> [Exercise requirements]:
Wherever the word "after" occurs in the lines below, copy the whole line.

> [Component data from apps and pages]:

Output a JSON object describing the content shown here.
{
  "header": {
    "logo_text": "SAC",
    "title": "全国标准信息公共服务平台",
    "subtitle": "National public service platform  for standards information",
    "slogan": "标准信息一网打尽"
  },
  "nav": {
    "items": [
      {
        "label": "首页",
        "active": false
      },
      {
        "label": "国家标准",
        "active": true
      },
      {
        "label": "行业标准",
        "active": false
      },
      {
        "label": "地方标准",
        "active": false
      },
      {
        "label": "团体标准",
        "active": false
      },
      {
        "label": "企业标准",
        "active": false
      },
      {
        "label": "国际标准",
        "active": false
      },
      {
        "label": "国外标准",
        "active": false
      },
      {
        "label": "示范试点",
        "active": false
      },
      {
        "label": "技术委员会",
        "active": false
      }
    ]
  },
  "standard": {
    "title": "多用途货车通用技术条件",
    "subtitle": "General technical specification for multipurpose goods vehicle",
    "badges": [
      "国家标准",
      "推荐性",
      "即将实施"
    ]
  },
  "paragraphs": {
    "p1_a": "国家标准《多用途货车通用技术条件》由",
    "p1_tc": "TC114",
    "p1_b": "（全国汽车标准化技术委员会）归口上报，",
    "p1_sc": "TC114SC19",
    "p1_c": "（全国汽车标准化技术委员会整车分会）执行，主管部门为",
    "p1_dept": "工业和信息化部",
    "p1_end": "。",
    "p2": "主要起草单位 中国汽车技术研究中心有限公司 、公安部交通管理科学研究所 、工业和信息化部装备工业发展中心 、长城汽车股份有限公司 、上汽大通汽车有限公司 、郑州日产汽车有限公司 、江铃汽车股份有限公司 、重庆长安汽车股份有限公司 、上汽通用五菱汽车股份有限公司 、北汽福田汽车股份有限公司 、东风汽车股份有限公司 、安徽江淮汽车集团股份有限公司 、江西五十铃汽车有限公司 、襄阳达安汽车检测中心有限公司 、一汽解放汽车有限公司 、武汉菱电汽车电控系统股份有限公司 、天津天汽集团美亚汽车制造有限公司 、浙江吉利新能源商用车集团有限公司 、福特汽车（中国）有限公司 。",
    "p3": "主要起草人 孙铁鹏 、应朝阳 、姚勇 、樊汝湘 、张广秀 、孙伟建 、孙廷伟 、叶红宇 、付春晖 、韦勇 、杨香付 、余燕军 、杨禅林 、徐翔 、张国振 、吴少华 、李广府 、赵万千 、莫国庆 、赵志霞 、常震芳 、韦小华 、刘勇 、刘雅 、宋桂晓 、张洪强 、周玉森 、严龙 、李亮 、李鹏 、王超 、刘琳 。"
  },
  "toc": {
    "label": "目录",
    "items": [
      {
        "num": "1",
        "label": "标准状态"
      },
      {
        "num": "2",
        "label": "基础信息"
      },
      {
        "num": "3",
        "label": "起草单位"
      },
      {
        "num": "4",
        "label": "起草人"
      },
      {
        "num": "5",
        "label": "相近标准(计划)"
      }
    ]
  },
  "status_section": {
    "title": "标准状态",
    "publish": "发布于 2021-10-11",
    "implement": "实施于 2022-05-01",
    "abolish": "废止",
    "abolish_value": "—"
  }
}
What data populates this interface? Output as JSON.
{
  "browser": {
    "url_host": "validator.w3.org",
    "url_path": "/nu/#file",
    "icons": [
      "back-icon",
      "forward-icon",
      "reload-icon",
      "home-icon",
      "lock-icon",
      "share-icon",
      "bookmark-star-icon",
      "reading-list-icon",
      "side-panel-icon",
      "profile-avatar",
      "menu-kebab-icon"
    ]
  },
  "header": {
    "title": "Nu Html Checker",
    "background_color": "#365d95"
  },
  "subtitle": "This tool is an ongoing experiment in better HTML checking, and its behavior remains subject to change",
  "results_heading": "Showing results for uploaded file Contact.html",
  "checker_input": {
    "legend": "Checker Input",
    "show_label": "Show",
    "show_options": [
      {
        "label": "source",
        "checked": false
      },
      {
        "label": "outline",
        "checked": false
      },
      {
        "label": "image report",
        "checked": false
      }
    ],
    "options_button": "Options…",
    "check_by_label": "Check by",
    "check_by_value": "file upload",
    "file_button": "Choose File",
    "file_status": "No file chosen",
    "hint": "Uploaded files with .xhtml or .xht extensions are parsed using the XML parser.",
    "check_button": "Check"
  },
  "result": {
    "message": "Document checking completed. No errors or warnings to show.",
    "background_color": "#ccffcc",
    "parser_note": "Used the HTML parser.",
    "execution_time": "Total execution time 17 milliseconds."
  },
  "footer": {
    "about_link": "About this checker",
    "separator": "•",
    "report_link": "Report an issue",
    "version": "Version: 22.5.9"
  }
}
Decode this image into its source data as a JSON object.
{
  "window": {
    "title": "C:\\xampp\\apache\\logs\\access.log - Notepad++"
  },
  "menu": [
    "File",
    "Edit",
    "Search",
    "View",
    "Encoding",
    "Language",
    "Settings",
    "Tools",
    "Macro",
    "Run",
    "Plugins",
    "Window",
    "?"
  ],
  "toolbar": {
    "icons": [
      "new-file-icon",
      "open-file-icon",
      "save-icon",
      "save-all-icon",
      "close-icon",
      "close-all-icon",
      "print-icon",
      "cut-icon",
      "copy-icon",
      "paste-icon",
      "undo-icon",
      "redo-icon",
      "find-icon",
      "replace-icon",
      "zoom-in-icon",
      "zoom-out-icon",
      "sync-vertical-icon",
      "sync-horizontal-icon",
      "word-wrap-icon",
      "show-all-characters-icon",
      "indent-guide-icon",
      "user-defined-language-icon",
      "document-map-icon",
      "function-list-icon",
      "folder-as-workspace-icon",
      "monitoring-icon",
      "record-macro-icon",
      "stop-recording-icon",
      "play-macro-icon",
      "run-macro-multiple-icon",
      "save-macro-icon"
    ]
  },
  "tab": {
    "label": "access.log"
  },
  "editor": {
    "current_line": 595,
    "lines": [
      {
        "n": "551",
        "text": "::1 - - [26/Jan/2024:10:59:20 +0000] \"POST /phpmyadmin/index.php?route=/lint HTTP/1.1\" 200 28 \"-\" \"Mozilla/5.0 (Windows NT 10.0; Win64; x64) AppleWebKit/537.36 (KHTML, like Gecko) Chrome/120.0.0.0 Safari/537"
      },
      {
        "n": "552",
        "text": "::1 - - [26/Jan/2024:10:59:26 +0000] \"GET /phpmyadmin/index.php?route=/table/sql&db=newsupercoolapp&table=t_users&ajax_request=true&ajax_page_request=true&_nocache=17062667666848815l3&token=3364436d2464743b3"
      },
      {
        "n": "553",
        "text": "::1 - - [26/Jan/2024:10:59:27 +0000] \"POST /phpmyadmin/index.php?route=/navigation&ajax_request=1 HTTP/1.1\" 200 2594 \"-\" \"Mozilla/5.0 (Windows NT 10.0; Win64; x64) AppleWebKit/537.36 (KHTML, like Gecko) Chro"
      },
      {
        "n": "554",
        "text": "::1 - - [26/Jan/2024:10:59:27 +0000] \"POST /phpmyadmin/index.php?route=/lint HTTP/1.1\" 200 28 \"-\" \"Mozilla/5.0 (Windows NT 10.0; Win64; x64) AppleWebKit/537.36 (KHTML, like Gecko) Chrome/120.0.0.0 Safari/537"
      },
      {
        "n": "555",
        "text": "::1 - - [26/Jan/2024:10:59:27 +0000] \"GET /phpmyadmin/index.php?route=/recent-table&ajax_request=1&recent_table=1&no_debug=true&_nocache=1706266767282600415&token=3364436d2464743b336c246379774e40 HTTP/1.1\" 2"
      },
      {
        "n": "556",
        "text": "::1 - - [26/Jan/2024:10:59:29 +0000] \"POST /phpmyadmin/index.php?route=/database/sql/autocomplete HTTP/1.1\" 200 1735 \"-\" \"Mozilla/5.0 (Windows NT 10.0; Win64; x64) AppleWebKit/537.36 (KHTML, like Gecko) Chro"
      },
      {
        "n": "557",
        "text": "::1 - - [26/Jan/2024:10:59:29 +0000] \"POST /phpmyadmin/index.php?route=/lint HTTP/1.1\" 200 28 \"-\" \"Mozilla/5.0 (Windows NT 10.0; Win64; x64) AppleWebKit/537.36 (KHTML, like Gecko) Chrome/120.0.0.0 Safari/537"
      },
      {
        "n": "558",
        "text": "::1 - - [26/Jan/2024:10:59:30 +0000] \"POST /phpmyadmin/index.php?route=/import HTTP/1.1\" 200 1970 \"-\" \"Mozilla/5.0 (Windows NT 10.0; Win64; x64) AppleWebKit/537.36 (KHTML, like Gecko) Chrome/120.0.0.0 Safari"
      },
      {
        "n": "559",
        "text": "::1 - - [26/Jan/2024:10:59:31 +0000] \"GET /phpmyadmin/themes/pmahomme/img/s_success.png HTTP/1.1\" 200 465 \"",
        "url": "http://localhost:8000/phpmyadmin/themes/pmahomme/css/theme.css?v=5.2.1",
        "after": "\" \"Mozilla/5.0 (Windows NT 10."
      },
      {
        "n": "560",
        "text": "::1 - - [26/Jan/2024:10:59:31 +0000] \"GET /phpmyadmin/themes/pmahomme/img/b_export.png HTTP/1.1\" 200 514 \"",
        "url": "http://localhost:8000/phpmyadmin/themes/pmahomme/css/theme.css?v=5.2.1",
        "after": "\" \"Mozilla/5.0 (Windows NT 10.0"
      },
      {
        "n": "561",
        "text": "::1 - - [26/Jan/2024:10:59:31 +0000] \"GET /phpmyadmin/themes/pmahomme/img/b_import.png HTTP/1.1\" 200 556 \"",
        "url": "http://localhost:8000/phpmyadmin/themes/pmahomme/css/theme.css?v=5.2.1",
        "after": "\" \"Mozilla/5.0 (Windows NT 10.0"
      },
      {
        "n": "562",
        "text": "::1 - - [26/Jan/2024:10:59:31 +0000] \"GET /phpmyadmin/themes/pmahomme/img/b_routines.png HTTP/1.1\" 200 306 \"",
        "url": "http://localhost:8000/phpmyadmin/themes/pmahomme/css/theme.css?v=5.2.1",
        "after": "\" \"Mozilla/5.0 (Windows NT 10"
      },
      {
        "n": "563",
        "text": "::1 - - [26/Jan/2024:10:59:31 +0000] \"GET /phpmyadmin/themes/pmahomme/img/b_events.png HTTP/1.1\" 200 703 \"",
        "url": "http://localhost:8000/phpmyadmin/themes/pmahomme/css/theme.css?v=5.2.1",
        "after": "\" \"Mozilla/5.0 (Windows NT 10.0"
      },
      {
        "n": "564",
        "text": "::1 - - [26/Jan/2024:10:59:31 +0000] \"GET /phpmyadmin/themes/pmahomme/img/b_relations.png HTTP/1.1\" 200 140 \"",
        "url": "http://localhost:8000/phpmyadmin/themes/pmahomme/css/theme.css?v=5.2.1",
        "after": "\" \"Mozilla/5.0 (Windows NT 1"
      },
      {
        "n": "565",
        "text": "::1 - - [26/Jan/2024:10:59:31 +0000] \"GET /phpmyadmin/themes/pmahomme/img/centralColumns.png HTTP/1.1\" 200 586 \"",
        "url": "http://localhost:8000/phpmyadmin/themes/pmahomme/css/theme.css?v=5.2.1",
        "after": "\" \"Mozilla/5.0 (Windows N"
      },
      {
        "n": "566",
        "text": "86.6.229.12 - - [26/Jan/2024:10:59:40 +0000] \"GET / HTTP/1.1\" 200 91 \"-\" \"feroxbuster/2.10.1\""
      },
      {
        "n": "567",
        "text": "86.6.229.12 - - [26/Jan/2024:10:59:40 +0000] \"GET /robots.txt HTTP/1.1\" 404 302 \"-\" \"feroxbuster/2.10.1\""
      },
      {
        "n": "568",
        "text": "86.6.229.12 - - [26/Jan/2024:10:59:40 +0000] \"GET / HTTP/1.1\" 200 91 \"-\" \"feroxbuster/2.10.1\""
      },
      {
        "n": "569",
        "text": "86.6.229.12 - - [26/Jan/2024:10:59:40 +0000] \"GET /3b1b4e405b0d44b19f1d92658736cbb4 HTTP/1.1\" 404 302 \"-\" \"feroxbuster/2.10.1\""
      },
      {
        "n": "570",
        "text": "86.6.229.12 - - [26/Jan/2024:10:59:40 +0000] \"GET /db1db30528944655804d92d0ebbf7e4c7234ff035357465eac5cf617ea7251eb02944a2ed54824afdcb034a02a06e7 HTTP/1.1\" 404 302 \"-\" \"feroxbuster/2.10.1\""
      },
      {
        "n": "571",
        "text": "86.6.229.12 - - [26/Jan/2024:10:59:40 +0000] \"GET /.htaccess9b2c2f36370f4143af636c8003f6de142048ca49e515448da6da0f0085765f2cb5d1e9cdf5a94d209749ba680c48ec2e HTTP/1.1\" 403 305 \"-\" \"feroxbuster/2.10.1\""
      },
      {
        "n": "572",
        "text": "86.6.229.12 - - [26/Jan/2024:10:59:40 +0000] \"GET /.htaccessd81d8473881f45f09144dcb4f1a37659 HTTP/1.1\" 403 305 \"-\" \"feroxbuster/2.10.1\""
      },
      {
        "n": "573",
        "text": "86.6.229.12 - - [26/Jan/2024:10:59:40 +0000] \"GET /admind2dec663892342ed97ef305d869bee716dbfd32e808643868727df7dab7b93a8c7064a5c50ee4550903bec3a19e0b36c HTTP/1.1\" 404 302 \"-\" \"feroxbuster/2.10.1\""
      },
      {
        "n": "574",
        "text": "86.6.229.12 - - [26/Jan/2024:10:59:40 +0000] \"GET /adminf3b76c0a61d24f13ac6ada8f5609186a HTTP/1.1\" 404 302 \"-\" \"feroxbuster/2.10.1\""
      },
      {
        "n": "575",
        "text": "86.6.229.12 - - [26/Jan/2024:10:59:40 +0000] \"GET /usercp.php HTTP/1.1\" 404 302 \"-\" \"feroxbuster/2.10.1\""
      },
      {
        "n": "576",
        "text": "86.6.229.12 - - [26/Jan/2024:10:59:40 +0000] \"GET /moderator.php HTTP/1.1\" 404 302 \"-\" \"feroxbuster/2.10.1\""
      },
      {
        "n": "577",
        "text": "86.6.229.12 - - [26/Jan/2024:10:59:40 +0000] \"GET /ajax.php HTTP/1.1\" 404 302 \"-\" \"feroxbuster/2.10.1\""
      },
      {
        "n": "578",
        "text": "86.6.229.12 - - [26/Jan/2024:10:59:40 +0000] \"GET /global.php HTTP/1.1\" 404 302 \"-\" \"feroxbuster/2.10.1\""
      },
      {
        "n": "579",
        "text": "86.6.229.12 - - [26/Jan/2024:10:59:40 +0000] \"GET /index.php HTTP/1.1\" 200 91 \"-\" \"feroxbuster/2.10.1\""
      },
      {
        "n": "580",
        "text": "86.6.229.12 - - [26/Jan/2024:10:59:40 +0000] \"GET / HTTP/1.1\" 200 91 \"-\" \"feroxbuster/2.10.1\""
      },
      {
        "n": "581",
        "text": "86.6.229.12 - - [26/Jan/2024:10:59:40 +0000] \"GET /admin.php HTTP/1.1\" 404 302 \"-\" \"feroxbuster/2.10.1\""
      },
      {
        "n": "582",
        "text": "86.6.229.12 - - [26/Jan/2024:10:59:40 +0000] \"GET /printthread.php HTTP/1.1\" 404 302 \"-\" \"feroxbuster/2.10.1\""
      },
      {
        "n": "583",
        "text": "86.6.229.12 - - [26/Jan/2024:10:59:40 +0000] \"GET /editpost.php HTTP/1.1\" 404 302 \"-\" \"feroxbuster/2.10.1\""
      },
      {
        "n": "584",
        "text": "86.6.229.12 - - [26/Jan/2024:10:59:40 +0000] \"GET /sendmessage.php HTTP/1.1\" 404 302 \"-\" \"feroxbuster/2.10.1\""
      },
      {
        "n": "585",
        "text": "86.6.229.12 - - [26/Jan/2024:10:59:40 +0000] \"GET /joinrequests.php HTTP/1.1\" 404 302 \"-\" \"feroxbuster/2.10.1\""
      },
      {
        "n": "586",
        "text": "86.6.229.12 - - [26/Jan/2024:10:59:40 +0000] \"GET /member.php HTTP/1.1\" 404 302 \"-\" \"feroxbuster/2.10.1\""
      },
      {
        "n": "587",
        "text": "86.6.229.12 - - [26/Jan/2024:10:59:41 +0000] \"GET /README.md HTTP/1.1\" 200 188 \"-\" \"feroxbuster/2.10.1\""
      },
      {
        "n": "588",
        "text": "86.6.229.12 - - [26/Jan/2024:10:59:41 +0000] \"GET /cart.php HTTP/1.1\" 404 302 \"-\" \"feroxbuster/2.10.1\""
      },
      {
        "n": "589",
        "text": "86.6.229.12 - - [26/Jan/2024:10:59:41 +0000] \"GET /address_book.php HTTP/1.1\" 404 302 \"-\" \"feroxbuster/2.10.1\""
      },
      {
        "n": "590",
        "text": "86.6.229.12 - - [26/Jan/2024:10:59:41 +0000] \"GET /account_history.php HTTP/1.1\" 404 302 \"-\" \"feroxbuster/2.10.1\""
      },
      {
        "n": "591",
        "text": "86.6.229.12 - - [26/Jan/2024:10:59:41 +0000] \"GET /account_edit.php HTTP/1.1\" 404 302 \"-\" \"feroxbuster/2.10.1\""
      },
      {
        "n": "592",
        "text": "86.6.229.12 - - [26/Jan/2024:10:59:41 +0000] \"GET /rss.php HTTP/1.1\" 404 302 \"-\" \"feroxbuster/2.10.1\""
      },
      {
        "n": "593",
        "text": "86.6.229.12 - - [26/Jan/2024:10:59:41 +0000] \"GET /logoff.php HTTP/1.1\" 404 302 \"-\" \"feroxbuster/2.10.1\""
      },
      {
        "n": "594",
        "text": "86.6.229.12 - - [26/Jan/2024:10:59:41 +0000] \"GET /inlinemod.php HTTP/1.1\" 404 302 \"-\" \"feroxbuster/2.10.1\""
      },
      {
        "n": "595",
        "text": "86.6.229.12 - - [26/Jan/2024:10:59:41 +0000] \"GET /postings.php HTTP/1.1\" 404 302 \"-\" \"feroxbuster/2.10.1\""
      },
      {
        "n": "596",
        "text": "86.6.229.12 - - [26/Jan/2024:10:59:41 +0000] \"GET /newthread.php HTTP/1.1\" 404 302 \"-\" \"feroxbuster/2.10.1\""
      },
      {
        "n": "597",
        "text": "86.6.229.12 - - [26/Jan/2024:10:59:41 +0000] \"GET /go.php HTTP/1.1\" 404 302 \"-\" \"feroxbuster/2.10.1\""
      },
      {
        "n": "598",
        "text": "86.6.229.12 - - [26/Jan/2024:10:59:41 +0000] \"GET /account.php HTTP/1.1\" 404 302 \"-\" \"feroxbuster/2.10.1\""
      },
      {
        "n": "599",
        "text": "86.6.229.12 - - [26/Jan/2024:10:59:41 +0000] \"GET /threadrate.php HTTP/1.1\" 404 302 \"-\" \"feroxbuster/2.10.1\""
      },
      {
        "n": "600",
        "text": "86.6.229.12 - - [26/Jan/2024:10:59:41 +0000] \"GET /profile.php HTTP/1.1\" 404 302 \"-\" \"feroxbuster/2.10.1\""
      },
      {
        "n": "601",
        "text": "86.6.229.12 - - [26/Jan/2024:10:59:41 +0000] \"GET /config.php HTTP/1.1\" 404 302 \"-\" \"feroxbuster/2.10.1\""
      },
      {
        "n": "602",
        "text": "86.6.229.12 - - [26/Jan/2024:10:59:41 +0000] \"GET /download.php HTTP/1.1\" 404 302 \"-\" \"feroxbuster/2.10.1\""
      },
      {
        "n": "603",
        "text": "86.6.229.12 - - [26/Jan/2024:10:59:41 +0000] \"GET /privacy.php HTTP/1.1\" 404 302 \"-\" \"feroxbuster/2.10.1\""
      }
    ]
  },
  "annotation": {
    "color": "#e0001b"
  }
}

> [Solution to this exercise]:
        "after": "\" \"Mozilla/5.0 (Windows NT 10."
        "after": "\" \"Mozilla/5.0 (Windows NT 10.0"
        "after": "\" \"Mozilla/5.0 (Windows NT 10.0"
        "after": "\" \"Mozilla/5.0 (Windows NT 10"
        "after": "\" \"Mozilla/5.0 (Windows NT 10.0"
        "after": "\" \"Mozilla/5.0 (Windows NT 1"
        "after": "\" \"Mozilla/5.0 (Windows N"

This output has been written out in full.